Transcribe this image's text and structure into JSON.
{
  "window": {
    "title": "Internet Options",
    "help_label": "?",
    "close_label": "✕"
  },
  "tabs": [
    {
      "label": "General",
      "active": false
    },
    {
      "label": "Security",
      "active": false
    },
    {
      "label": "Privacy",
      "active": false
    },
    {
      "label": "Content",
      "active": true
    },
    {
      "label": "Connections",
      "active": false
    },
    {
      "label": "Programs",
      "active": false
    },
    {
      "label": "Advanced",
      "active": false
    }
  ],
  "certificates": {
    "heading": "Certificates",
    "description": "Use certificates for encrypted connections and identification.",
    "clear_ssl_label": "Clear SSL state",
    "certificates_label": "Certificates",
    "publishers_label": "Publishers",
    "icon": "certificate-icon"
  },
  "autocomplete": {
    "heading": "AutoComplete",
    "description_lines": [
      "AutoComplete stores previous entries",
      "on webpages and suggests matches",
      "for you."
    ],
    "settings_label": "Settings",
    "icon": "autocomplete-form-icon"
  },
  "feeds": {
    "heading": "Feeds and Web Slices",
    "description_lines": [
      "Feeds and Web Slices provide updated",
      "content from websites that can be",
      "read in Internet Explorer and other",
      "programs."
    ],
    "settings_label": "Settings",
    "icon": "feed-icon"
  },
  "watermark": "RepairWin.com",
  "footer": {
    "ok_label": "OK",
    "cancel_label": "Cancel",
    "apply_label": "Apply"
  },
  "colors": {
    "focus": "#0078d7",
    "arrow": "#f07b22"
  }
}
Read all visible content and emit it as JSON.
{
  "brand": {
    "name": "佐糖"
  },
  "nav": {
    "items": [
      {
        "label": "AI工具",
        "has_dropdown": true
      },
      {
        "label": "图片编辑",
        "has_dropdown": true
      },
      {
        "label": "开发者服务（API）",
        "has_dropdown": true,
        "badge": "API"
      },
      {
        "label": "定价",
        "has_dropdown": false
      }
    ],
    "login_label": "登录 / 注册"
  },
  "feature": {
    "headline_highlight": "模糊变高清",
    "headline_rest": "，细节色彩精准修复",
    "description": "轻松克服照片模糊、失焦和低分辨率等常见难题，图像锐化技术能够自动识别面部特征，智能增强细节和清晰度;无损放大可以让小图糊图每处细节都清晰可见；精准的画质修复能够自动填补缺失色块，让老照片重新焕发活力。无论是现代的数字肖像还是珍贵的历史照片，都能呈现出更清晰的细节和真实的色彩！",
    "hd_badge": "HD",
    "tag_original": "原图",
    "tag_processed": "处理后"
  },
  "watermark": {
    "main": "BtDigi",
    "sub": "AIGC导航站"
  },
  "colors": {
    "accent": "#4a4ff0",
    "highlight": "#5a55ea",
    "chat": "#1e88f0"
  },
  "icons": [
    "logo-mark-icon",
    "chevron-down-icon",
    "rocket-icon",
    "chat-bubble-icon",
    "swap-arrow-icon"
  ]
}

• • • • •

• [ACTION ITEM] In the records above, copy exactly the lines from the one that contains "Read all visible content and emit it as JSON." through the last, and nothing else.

• [SOLVED EXERCISE]
Read all visible content and emit it as JSON.
{
  "brand": {
    "name": "佐糖"
  },
  "nav": {
    "items": [
      {
        "label": "AI工具",
        "has_dropdown": true
      },
      {
        "label": "图片编辑",
        "has_dropdown": true
      },
      {
        "label": "开发者服务（API）",
        "has_dropdown": true,
        "badge": "API"
      },
      {
        "label": "定价",
        "has_dropdown": false
      }
    ],
    "login_label": "登录 / 注册"
  },
  "feature": {
    "headline_highlight": "模糊变高清",
    "headline_rest": "，细节色彩精准修复",
    "description": "轻松克服照片模糊、失焦和低分辨率等常见难题，图像锐化技术能够自动识别面部特征，智能增强细节和清晰度;无损放大可以让小图糊图每处细节都清晰可见；精准的画质修复能够自动填补缺失色块，让老照片重新焕发活力。无论是现代的数字肖像还是珍贵的历史照片，都能呈现出更清晰的细节和真实的色彩！",
    "hd_badge": "HD",
    "tag_original": "原图",
    "tag_processed": "处理后"
  },
  "watermark": {
    "main": "BtDigi",
    "sub": "AIGC导航站"
  },
  "colors": {
    "accent": "#4a4ff0",
    "highlight": "#5a55ea",
    "chat": "#1e88f0"
  },
  "icons": [
    "logo-mark-icon",
    "chevron-down-icon",
    "rocket-icon",
    "chat-bubble-icon",
    "swap-arrow-icon"
  ]
}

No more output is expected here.